%define __os_install_post %{nil}

%define toplevel_dir gcc-4.3.3
%define install_dir %{toplevel_dir}


rm -rf $RPM_BUILD_DIR/%{toplevel_dir}
tar -zxf %{SOURCE0} >/dev/null

# none

install -d -m 755 $RPM_BUILD_ROOT

mkdir -p $RPM_BUILD_ROOT/tools/%{install_dir}
rsync -av %{toplevel_dir}/ $RPM_BUILD_ROOT/tools/%{install_dir}


%defattr(-, root, root)

Note that the build section is empty here, and the %install section simply creates the destination directory and uses rsync to populate it. Also of note here is the disabling of some RPM features: AutoReqProv: no, %define __strip /bin/true, and %define __os_post_install %{nil} disable the built-in dependency checking, and some optimizations that rpmbuild normally performs. These are usually required when deploying packages this way.

Building RPMs

Once you have a spec file ready and the source in hand building RPMs is pretty simple. Generally, we use staging-master (32-bit CentOS), moz2-linux64-slave07 (64-bit CentOS), and talos-r3-fed{64,}-slave01 (Fedora 32/64) as build machines for RPMs. Each of them has an 'rpmbuild' directory inside of cltbld's home directory. The directory structure inside looks as follows:


Source files referenced in spec files go in SOURCES and end-result RPMs go in RPMS/$arch.

To build an RPM, head to the SPECS directory and type the following:

rpmbuild -ba --target=$arch specfile

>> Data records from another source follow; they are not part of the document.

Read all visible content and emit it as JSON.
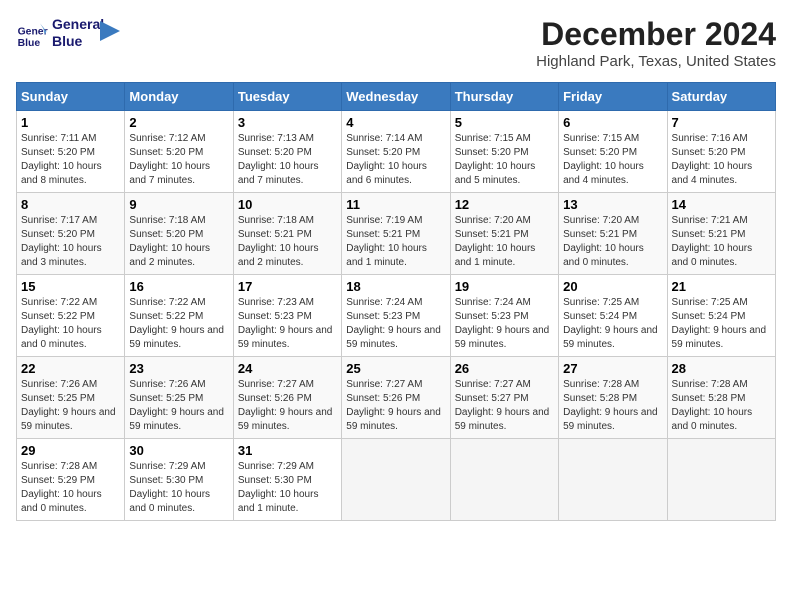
{
  "header": {
    "logo_line1": "General",
    "logo_line2": "Blue",
    "main_title": "December 2024",
    "subtitle": "Highland Park, Texas, United States"
  },
  "calendar": {
    "days_of_week": [
      "Sunday",
      "Monday",
      "Tuesday",
      "Wednesday",
      "Thursday",
      "Friday",
      "Saturday"
    ],
    "weeks": [
      [
        {
          "day": "",
          "empty": true
        },
        {
          "day": "",
          "empty": true
        },
        {
          "day": "",
          "empty": true
        },
        {
          "day": "",
          "empty": true
        },
        {
          "day": "",
          "empty": true
        },
        {
          "day": "",
          "empty": true
        },
        {
          "day": "",
          "empty": true
        }
      ],
      [
        {
          "day": "1",
          "sunrise": "7:11 AM",
          "sunset": "5:20 PM",
          "daylight": "10 hours and 8 minutes."
        },
        {
          "day": "2",
          "sunrise": "7:12 AM",
          "sunset": "5:20 PM",
          "daylight": "10 hours and 7 minutes."
        },
        {
          "day": "3",
          "sunrise": "7:13 AM",
          "sunset": "5:20 PM",
          "daylight": "10 hours and 7 minutes."
        },
        {
          "day": "4",
          "sunrise": "7:14 AM",
          "sunset": "5:20 PM",
          "daylight": "10 hours and 6 minutes."
        },
        {
          "day": "5",
          "sunrise": "7:15 AM",
          "sunset": "5:20 PM",
          "daylight": "10 hours and 5 minutes."
        },
        {
          "day": "6",
          "sunrise": "7:15 AM",
          "sunset": "5:20 PM",
          "daylight": "10 hours and 4 minutes."
        },
        {
          "day": "7",
          "sunrise": "7:16 AM",
          "sunset": "5:20 PM",
          "daylight": "10 hours and 4 minutes."
        }
      ],
      [
        {
          "day": "8",
          "sunrise": "7:17 AM",
          "sunset": "5:20 PM",
          "daylight": "10 hours and 3 minutes."
        },
        {
          "day": "9",
          "sunrise": "7:18 AM",
          "sunset": "5:20 PM",
          "daylight": "10 hours and 2 minutes."
        },
        {
          "day": "10",
          "sunrise": "7:18 AM",
          "sunset": "5:21 PM",
          "daylight": "10 hours and 2 minutes."
        },
        {
          "day": "11",
          "sunrise": "7:19 AM",
          "sunset": "5:21 PM",
          "daylight": "10 hours and 1 minute."
        },
        {
          "day": "12",
          "sunrise": "7:20 AM",
          "sunset": "5:21 PM",
          "daylight": "10 hours and 1 minute."
        },
        {
          "day": "13",
          "sunrise": "7:20 AM",
          "sunset": "5:21 PM",
          "daylight": "10 hours and 0 minutes."
        },
        {
          "day": "14",
          "sunrise": "7:21 AM",
          "sunset": "5:21 PM",
          "daylight": "10 hours and 0 minutes."
        }
      ],
      [
        {
          "day": "15",
          "sunrise": "7:22 AM",
          "sunset": "5:22 PM",
          "daylight": "10 hours and 0 minutes."
        },
        {
          "day": "16",
          "sunrise": "7:22 AM",
          "sunset": "5:22 PM",
          "daylight": "9 hours and 59 minutes."
        },
        {
          "day": "17",
          "sunrise": "7:23 AM",
          "sunset": "5:23 PM",
          "daylight": "9 hours and 59 minutes."
        },
        {
          "day": "18",
          "sunrise": "7:24 AM",
          "sunset": "5:23 PM",
          "daylight": "9 hours and 59 minutes."
        },
        {
          "day": "19",
          "sunrise": "7:24 AM",
          "sunset": "5:23 PM",
          "daylight": "9 hours and 59 minutes."
        },
        {
          "day": "20",
          "sunrise": "7:25 AM",
          "sunset": "5:24 PM",
          "daylight": "9 hours and 59 minutes."
        },
        {
          "day": "21",
          "sunrise": "7:25 AM",
          "sunset": "5:24 PM",
          "daylight": "9 hours and 59 minutes."
        }
      ],
      [
        {
          "day": "22",
          "sunrise": "7:26 AM",
          "sunset": "5:25 PM",
          "daylight": "9 hours and 59 minutes."
        },
        {
          "day": "23",
          "sunrise": "7:26 AM",
          "sunset": "5:25 PM",
          "daylight": "9 hours and 59 minutes."
        },
        {
          "day": "24",
          "sunrise": "7:27 AM",
          "sunset": "5:26 PM",
          "daylight": "9 hours and 59 minutes."
        },
        {
          "day": "25",
          "sunrise": "7:27 AM",
          "sunset": "5:26 PM",
          "daylight": "9 hours and 59 minutes."
        },
        {
          "day": "26",
          "sunrise": "7:27 AM",
          "sunset": "5:27 PM",
          "daylight": "9 hours and 59 minutes."
        },
        {
          "day": "27",
          "sunrise": "7:28 AM",
          "sunset": "5:28 PM",
          "daylight": "9 hours and 59 minutes."
        },
        {
          "day": "28",
          "sunrise": "7:28 AM",
          "sunset": "5:28 PM",
          "daylight": "10 hours and 0 minutes."
        }
      ],
      [
        {
          "day": "29",
          "sunrise": "7:28 AM",
          "sunset": "5:29 PM",
          "daylight": "10 hours and 0 minutes."
        },
        {
          "day": "30",
          "sunrise": "7:29 AM",
          "sunset": "5:30 PM",
          "daylight": "10 hours and 0 minutes."
        },
        {
          "day": "31",
          "sunrise": "7:29 AM",
          "sunset": "5:30 PM",
          "daylight": "10 hours and 1 minute."
        },
        {
          "day": "",
          "empty": true
        },
        {
          "day": "",
          "empty": true
        },
        {
          "day": "",
          "empty": true
        },
        {
          "day": "",
          "empty": true
        }
      ]
    ]
  }
}
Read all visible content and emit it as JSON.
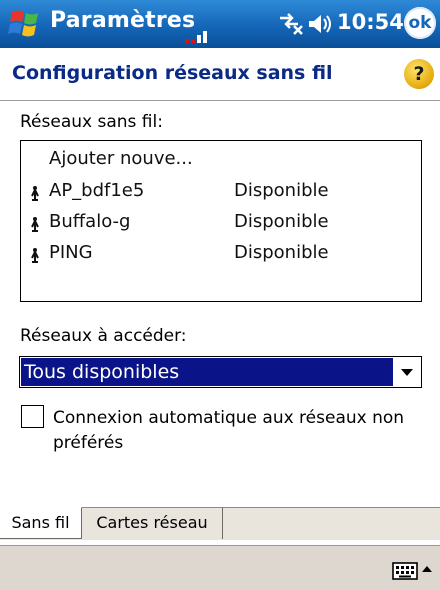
{
  "titlebar": {
    "app_title": "Paramètres",
    "time": "10:54",
    "ok_label": "ok"
  },
  "header": {
    "title": "Configuration réseaux sans fil",
    "help_label": "?"
  },
  "networks": {
    "label": "Réseaux sans fil:",
    "add_new": "Ajouter nouve...",
    "items": [
      {
        "name": "AP_bdf1e5",
        "status": "Disponible"
      },
      {
        "name": "Buffalo-g",
        "status": "Disponible"
      },
      {
        "name": "PING",
        "status": "Disponible"
      }
    ]
  },
  "access": {
    "label": "Réseaux à accéder:",
    "selected": "Tous disponibles"
  },
  "auto_connect": {
    "label": "Connexion automatique aux réseaux non préférés",
    "checked": false
  },
  "tabs": [
    {
      "label": "Sans fil",
      "active": true
    },
    {
      "label": "Cartes réseau",
      "active": false
    }
  ],
  "colors": {
    "titlebar_blue": "#1466b8",
    "header_text": "#0a2a86",
    "selection": "#0a1488"
  },
  "icons": {
    "start": "windows-flag-icon",
    "signal": "signal-strength-icon",
    "connectivity": "connectivity-icon",
    "volume": "speaker-icon",
    "help": "help-icon",
    "network": "antenna-icon",
    "keyboard": "keyboard-icon"
  }
}
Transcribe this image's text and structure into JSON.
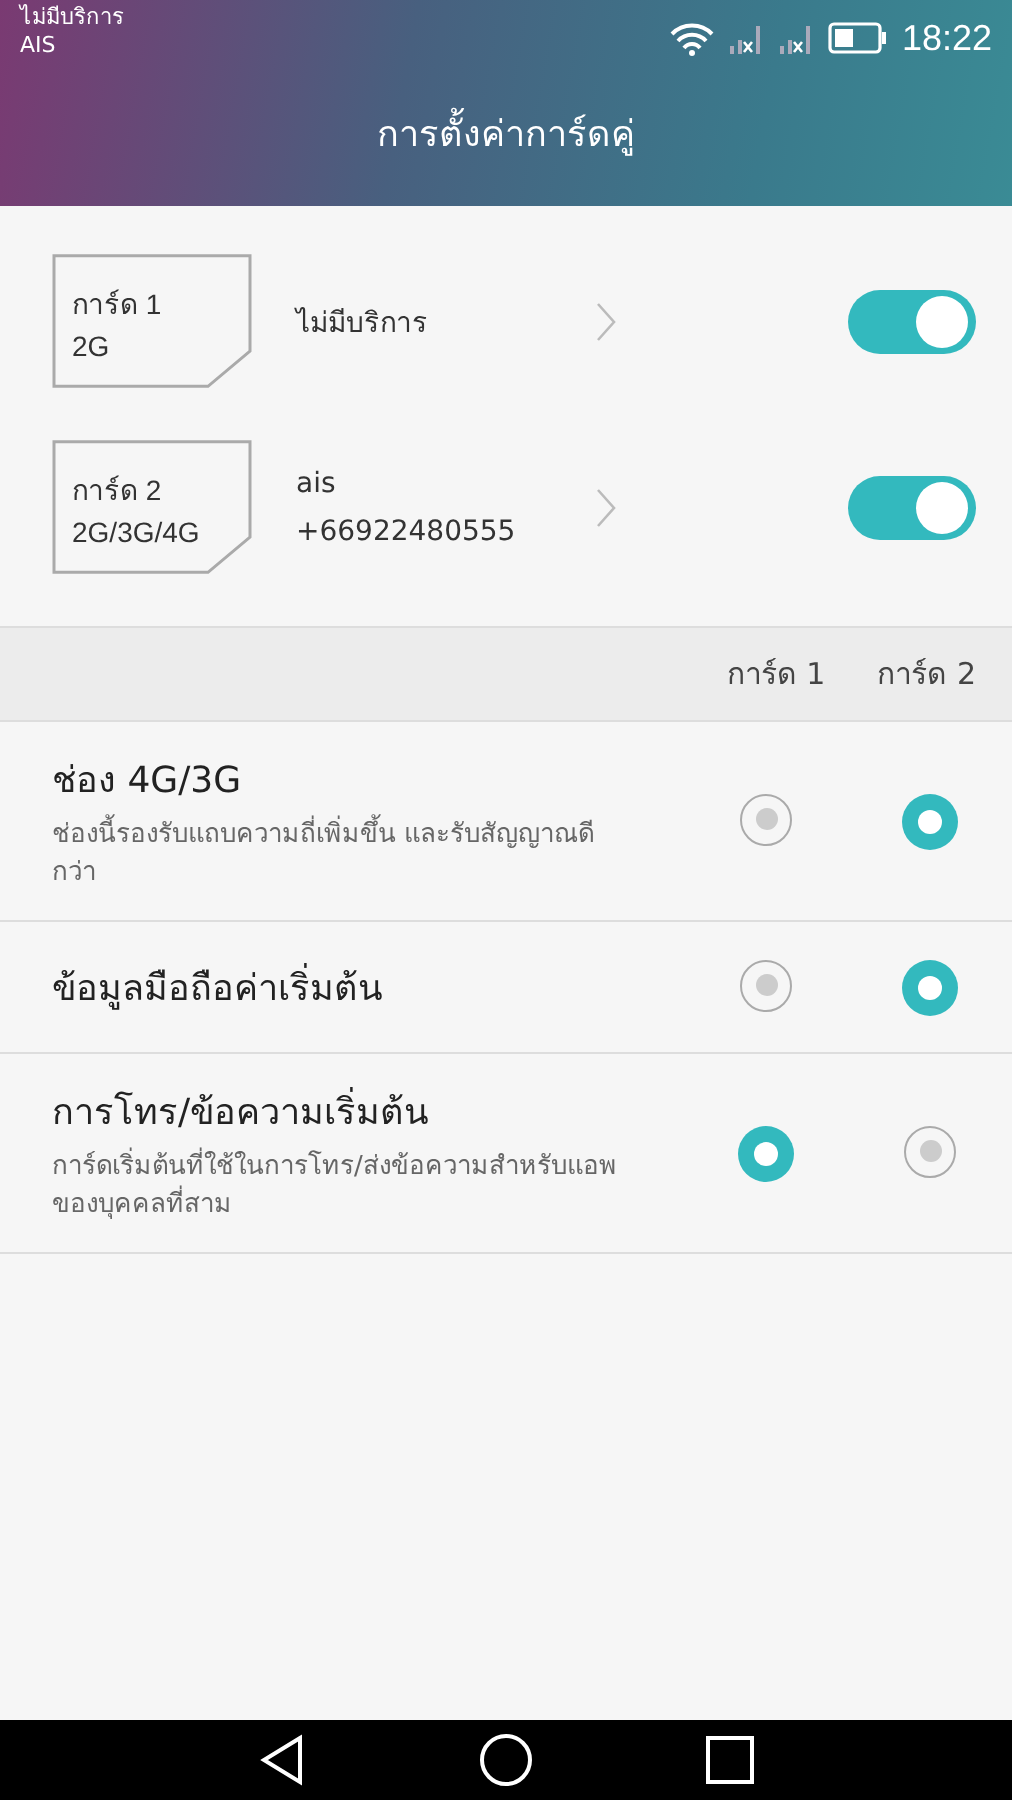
{
  "status_bar": {
    "carrier_status": "ไม่มีบริการ",
    "carrier": "AIS",
    "time": "18:22"
  },
  "title": "การตั้งค่าการ์ดคู่",
  "sims": [
    {
      "card_label": "การ์ด 1",
      "card_network": "2G",
      "lines": [
        "ไม่มีบริการ"
      ],
      "on": true
    },
    {
      "card_label": "การ์ด 2",
      "card_network": "2G/3G/4G",
      "lines": [
        "ais",
        "+66922480555"
      ],
      "on": true
    }
  ],
  "columns": [
    "การ์ด 1",
    "การ์ด 2"
  ],
  "settings": [
    {
      "title": "ช่อง 4G/3G",
      "description": "ช่องนี้รองรับแถบความถี่เพิ่มขึ้น และรับสัญญาณดีกว่า",
      "choices": [
        {
          "selected": false
        },
        {
          "selected": true
        }
      ]
    },
    {
      "title": "ข้อมูลมือถือค่าเริ่มต้น",
      "choices": [
        {
          "selected": false
        },
        {
          "selected": true
        }
      ]
    },
    {
      "title": "การโทร/ข้อความเริ่มต้น",
      "description": "การ์ดเริ่มต้นที่ใช้ในการโทร/ส่งข้อความสำหรับแอพของบุคคลที่สาม",
      "choices": [
        {
          "selected": true
        },
        {
          "selected": false
        }
      ]
    }
  ]
}
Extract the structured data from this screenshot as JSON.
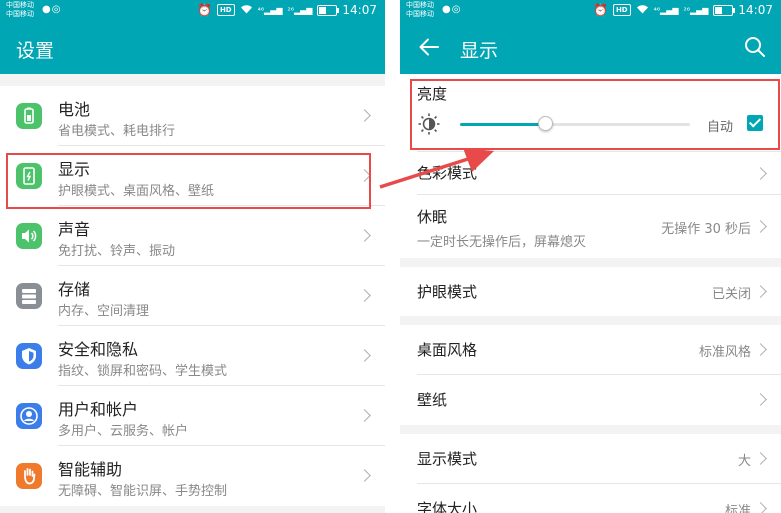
{
  "status_bar": {
    "carrier_1": "中国移动",
    "carrier_2": "中国移动",
    "signal_1": "⁴⁶",
    "signal_2": "²⁶",
    "hd": "HD",
    "time": "14:07"
  },
  "settings": {
    "title": "设置",
    "items": [
      {
        "title": "电池",
        "subtitle": "省电模式、耗电排行",
        "icon": "battery-icon",
        "color": "#4cc36b"
      },
      {
        "title": "显示",
        "subtitle": "护眼模式、桌面风格、壁纸",
        "icon": "display-icon",
        "color": "#4cc36b"
      },
      {
        "title": "声音",
        "subtitle": "免打扰、铃声、振动",
        "icon": "sound-icon",
        "color": "#4cc36b"
      },
      {
        "title": "存储",
        "subtitle": "内存、空间清理",
        "icon": "storage-icon",
        "color": "#8a8f95"
      },
      {
        "title": "安全和隐私",
        "subtitle": "指纹、锁屏和密码、学生模式",
        "icon": "shield-icon",
        "color": "#3b7de9"
      },
      {
        "title": "用户和帐户",
        "subtitle": "多用户、云服务、帐户",
        "icon": "user-icon",
        "color": "#3b7de9"
      },
      {
        "title": "智能辅助",
        "subtitle": "无障碍、智能识屏、手势控制",
        "icon": "hand-icon",
        "color": "#f07a2b"
      }
    ]
  },
  "display": {
    "title": "显示",
    "brightness": {
      "label": "亮度",
      "auto_label": "自动",
      "auto_checked": true,
      "level": 0.37
    },
    "items": [
      {
        "title": "色彩模式",
        "value": ""
      },
      {
        "title": "休眠",
        "subtitle": "一定时长无操作后，屏幕熄灭",
        "value": "无操作 30 秒后"
      },
      {
        "title": "护眼模式",
        "value": "已关闭"
      },
      {
        "title": "桌面风格",
        "value": "标准风格"
      },
      {
        "title": "壁纸",
        "value": ""
      },
      {
        "title": "显示模式",
        "value": "大"
      },
      {
        "title": "字体大小",
        "value": "标准"
      }
    ]
  },
  "colors": {
    "accent": "#00a6b4",
    "highlight": "#e84a4a"
  }
}
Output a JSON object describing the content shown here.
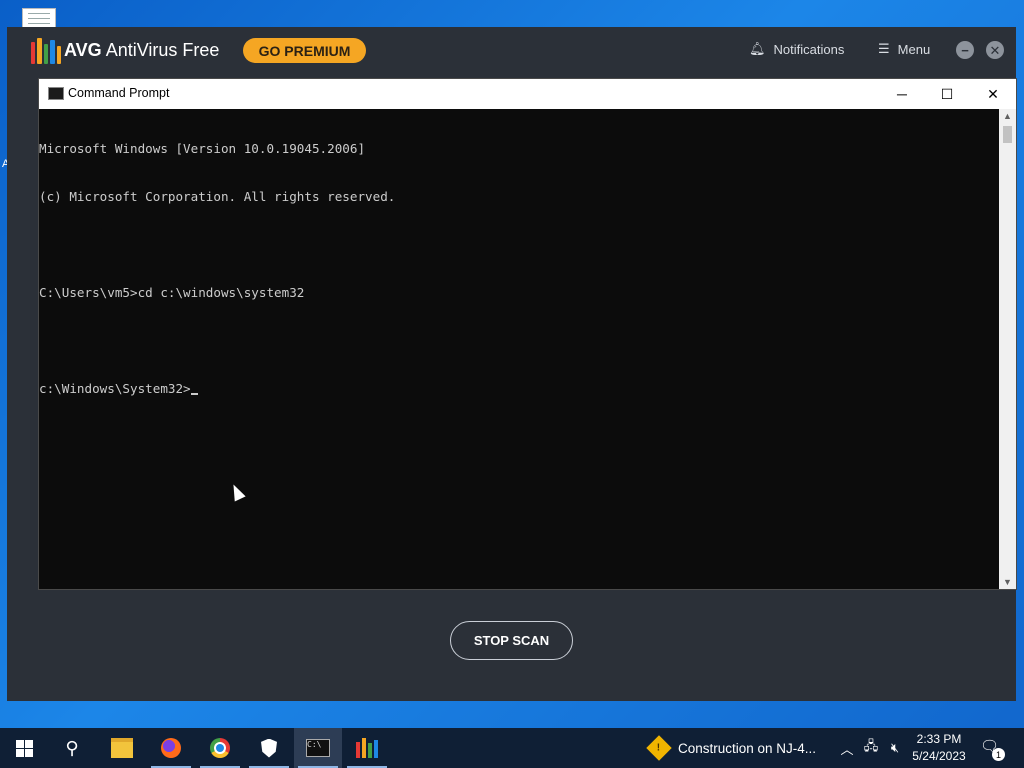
{
  "avg": {
    "brand_bold": "AVG",
    "brand_rest": "AntiVirus Free",
    "go_premium": "GO PREMIUM",
    "notifications": "Notifications",
    "menu": "Menu",
    "stop_scan": "STOP SCAN",
    "logo_colors": [
      "#e53935",
      "#f5a623",
      "#43a047",
      "#1e88e5",
      "#f5a623"
    ]
  },
  "cmd": {
    "title": "Command Prompt",
    "lines": [
      "Microsoft Windows [Version 10.0.19045.2006]",
      "(c) Microsoft Corporation. All rights reserved.",
      "",
      "C:\\Users\\vm5>cd c:\\windows\\system32",
      "",
      "c:\\Windows\\System32>"
    ],
    "minimize": "─",
    "maximize": "☐",
    "close": "✕"
  },
  "taskbar": {
    "news_text": "Construction on NJ-4...",
    "time": "2:33 PM",
    "date": "5/24/2023",
    "notification_count": "1"
  },
  "desktop": {
    "stray_letter": "A"
  }
}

Where $arch is 'i686' for 32-bit machines and 'x86_64' for 64-bit ones. If all goes well, you'll soon have an RPM.